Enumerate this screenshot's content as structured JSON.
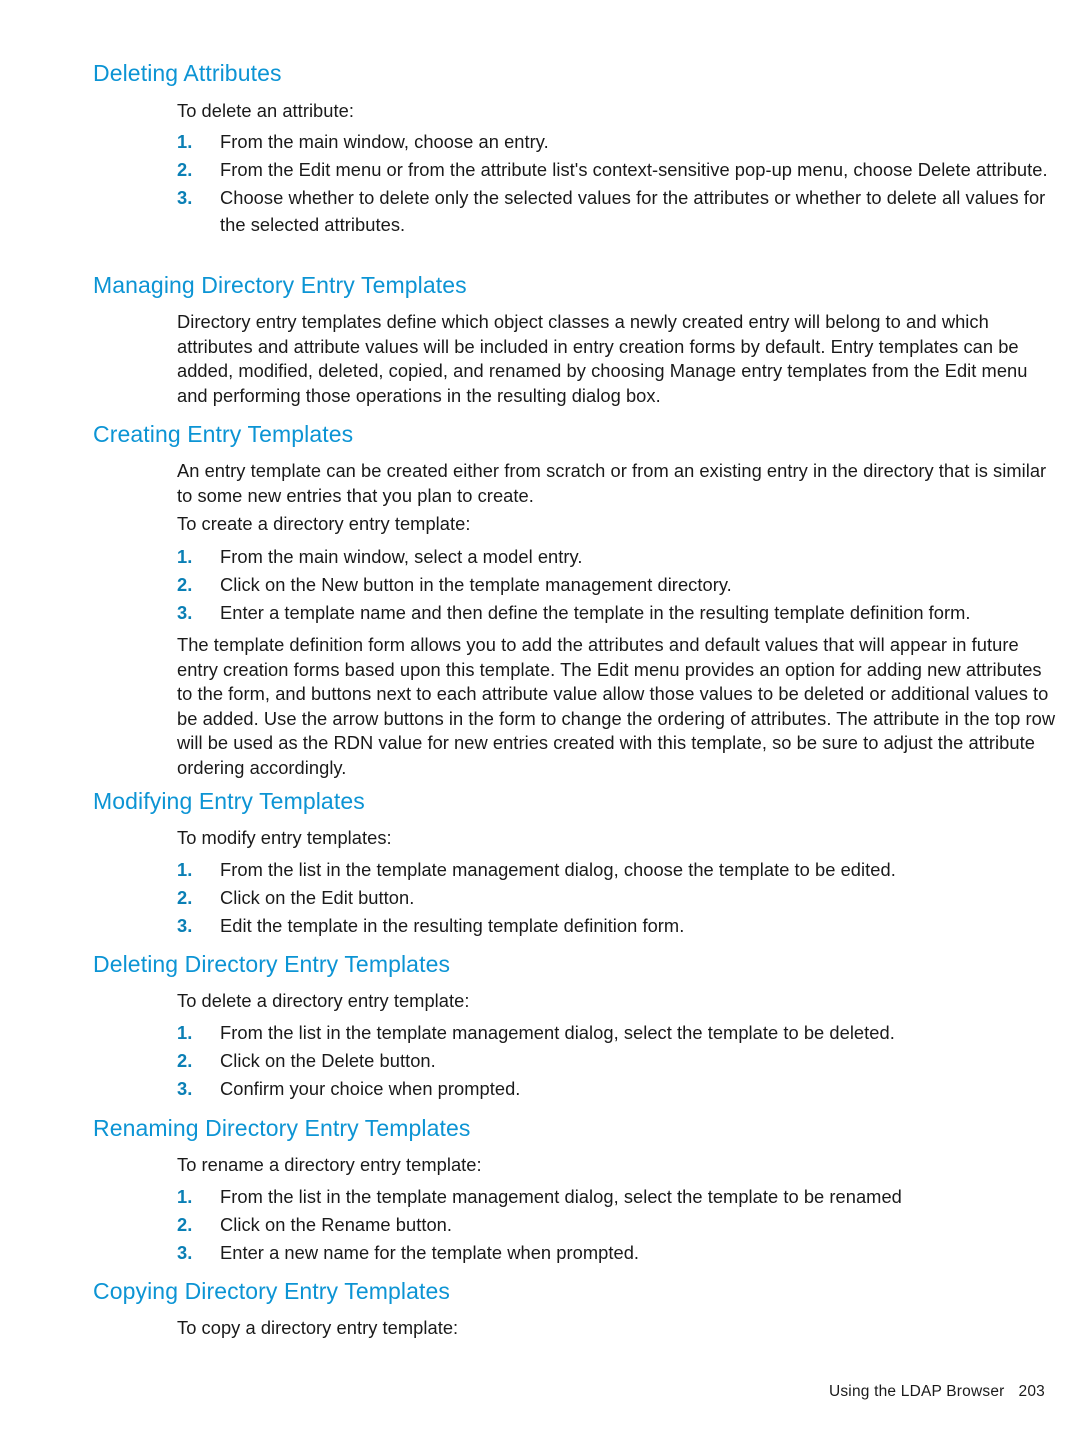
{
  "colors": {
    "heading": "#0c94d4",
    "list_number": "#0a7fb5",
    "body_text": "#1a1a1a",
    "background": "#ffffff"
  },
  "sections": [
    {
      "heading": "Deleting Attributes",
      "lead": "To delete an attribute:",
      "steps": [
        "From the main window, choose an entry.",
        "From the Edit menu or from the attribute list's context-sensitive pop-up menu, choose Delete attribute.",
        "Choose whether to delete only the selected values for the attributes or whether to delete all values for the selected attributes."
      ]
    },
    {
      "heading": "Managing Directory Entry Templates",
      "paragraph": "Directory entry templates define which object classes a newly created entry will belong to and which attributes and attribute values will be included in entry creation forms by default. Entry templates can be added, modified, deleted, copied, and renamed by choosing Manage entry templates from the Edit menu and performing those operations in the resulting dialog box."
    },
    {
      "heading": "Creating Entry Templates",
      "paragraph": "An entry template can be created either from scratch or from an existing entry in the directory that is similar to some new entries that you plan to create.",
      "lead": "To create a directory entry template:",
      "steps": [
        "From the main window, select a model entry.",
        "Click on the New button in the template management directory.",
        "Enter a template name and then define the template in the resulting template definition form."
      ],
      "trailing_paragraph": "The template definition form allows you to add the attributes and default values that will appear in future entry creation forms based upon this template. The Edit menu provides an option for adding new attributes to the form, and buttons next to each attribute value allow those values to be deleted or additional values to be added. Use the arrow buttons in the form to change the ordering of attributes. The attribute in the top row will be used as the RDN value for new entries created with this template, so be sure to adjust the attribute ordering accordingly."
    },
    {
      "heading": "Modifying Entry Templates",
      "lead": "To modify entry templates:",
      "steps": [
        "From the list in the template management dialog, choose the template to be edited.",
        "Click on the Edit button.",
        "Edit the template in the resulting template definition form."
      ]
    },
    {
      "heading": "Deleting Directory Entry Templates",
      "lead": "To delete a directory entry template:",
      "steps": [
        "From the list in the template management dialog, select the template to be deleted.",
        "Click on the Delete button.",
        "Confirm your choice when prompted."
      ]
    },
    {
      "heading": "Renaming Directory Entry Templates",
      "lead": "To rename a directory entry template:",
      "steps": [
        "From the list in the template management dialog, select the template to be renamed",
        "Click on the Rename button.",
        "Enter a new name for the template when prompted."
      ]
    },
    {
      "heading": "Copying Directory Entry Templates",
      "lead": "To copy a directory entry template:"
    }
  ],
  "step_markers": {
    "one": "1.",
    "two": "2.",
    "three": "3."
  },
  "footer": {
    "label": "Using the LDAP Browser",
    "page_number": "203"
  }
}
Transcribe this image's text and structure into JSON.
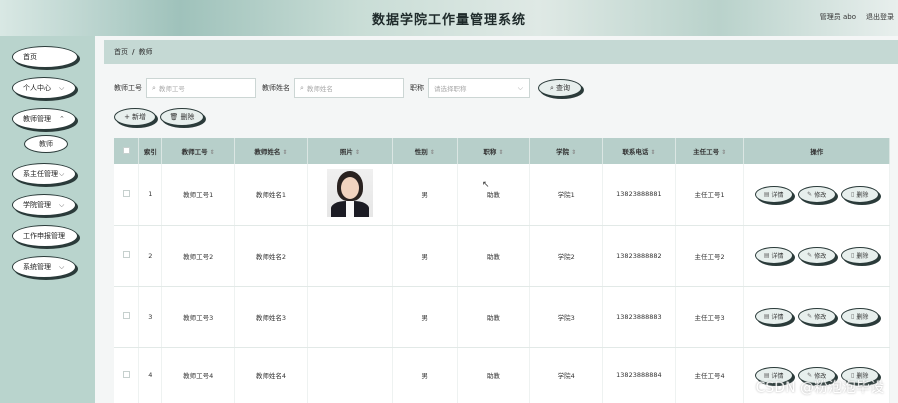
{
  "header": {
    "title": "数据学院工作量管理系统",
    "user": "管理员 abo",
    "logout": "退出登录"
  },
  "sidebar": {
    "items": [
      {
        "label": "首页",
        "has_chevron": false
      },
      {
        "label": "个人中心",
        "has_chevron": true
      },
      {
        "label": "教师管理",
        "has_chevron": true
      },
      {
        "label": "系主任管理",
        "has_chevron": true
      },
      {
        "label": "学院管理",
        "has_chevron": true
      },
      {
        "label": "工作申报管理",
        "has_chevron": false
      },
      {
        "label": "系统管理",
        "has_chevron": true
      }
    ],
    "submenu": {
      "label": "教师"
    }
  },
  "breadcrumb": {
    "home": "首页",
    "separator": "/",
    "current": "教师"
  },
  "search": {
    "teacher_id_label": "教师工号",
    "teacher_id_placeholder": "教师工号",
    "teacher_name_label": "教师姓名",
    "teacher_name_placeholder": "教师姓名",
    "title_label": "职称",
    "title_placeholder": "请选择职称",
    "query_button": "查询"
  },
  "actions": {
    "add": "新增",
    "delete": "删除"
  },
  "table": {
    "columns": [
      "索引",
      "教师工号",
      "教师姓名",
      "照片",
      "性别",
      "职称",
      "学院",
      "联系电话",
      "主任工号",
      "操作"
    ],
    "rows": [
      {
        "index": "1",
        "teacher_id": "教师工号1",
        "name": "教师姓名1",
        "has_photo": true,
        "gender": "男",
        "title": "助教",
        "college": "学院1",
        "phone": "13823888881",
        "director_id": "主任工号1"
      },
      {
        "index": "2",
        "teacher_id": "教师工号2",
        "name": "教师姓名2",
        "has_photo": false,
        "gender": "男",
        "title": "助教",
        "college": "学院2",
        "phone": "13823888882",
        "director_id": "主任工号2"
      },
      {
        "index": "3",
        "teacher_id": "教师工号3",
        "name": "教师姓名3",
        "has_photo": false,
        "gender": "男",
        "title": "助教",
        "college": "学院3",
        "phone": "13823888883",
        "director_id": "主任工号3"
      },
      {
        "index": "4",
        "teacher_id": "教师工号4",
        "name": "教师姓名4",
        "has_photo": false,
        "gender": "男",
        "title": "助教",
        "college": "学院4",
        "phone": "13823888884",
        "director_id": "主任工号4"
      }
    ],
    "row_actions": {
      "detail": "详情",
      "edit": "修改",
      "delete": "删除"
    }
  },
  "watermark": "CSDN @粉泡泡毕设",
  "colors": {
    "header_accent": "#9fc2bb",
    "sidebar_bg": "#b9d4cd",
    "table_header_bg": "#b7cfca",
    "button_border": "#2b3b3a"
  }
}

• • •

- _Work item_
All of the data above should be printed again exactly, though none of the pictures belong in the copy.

- _Your solution_
Enumerate this screenshot's content as structured JSON.
{
  "colors": {
    "heading": "#0c94d4",
    "list_number": "#0a7fb5",
    "body_text": "#1a1a1a",
    "background": "#ffffff"
  },
  "sections": [
    {
      "heading": "Deleting Attributes",
      "lead": "To delete an attribute:",
      "steps": [
        "From the main window, choose an entry.",
        "From the Edit menu or from the attribute list's context-sensitive pop-up menu, choose Delete attribute.",
        "Choose whether to delete only the selected values for the attributes or whether to delete all values for the selected attributes."
      ]
    },
    {
      "heading": "Managing Directory Entry Templates",
      "paragraph": "Directory entry templates define which object classes a newly created entry will belong to and which attributes and attribute values will be included in entry creation forms by default. Entry templates can be added, modified, deleted, copied, and renamed by choosing Manage entry templates from the Edit menu and performing those operations in the resulting dialog box."
    },
    {
      "heading": "Creating Entry Templates",
      "paragraph": "An entry template can be created either from scratch or from an existing entry in the directory that is similar to some new entries that you plan to create.",
      "lead": "To create a directory entry template:",
      "steps": [
        "From the main window, select a model entry.",
        "Click on the New button in the template management directory.",
        "Enter a template name and then define the template in the resulting template definition form."
      ],
      "trailing_paragraph": "The template definition form allows you to add the attributes and default values that will appear in future entry creation forms based upon this template. The Edit menu provides an option for adding new attributes to the form, and buttons next to each attribute value allow those values to be deleted or additional values to be added. Use the arrow buttons in the form to change the ordering of attributes. The attribute in the top row will be used as the RDN value for new entries created with this template, so be sure to adjust the attribute ordering accordingly."
    },
    {
      "heading": "Modifying Entry Templates",
      "lead": "To modify entry templates:",
      "steps": [
        "From the list in the template management dialog, choose the template to be edited.",
        "Click on the Edit button.",
        "Edit the template in the resulting template definition form."
      ]
    },
    {
      "heading": "Deleting Directory Entry Templates",
      "lead": "To delete a directory entry template:",
      "steps": [
        "From the list in the template management dialog, select the template to be deleted.",
        "Click on the Delete button.",
        "Confirm your choice when prompted."
      ]
    },
    {
      "heading": "Renaming Directory Entry Templates",
      "lead": "To rename a directory entry template:",
      "steps": [
        "From the list in the template management dialog, select the template to be renamed",
        "Click on the Rename button.",
        "Enter a new name for the template when prompted."
      ]
    },
    {
      "heading": "Copying Directory Entry Templates",
      "lead": "To copy a directory entry template:"
    }
  ],
  "step_markers": {
    "one": "1.",
    "two": "2.",
    "three": "3."
  },
  "footer": {
    "label": "Using the LDAP Browser",
    "page_number": "203"
  }
}
Transcribe this image's text and structure into JSON.
{
  "header": {
    "title": "数据学院工作量管理系统",
    "user": "管理员 abo",
    "logout": "退出登录"
  },
  "sidebar": {
    "items": [
      {
        "label": "首页",
        "has_chevron": false
      },
      {
        "label": "个人中心",
        "has_chevron": true
      },
      {
        "label": "教师管理",
        "has_chevron": true
      },
      {
        "label": "系主任管理",
        "has_chevron": true
      },
      {
        "label": "学院管理",
        "has_chevron": true
      },
      {
        "label": "工作申报管理",
        "has_chevron": false
      },
      {
        "label": "系统管理",
        "has_chevron": true
      }
    ],
    "submenu": {
      "label": "教师"
    }
  },
  "breadcrumb": {
    "home": "首页",
    "separator": "/",
    "current": "教师"
  },
  "search": {
    "teacher_id_label": "教师工号",
    "teacher_id_placeholder": "教师工号",
    "teacher_name_label": "教师姓名",
    "teacher_name_placeholder": "教师姓名",
    "title_label": "职称",
    "title_placeholder": "请选择职称",
    "query_button": "查询"
  },
  "actions": {
    "add": "新增",
    "delete": "删除"
  },
  "table": {
    "columns": [
      "索引",
      "教师工号",
      "教师姓名",
      "照片",
      "性别",
      "职称",
      "学院",
      "联系电话",
      "主任工号",
      "操作"
    ],
    "rows": [
      {
        "index": "1",
        "teacher_id": "教师工号1",
        "name": "教师姓名1",
        "has_photo": true,
        "gender": "男",
        "title": "助教",
        "college": "学院1",
        "phone": "13823888881",
        "director_id": "主任工号1"
      },
      {
        "index": "2",
        "teacher_id": "教师工号2",
        "name": "教师姓名2",
        "has_photo": false,
        "gender": "男",
        "title": "助教",
        "college": "学院2",
        "phone": "13823888882",
        "director_id": "主任工号2"
      },
      {
        "index": "3",
        "teacher_id": "教师工号3",
        "name": "教师姓名3",
        "has_photo": false,
        "gender": "男",
        "title": "助教",
        "college": "学院3",
        "phone": "13823888883",
        "director_id": "主任工号3"
      },
      {
        "index": "4",
        "teacher_id": "教师工号4",
        "name": "教师姓名4",
        "has_photo": false,
        "gender": "男",
        "title": "助教",
        "college": "学院4",
        "phone": "13823888884",
        "director_id": "主任工号4"
      }
    ],
    "row_actions": {
      "detail": "详情",
      "edit": "修改",
      "delete": "删除"
    }
  },
  "watermark": "CSDN @粉泡泡毕设",
  "colors": {
    "header_accent": "#9fc2bb",
    "sidebar_bg": "#b9d4cd",
    "table_header_bg": "#b7cfca",
    "button_border": "#2b3b3a"
  }
}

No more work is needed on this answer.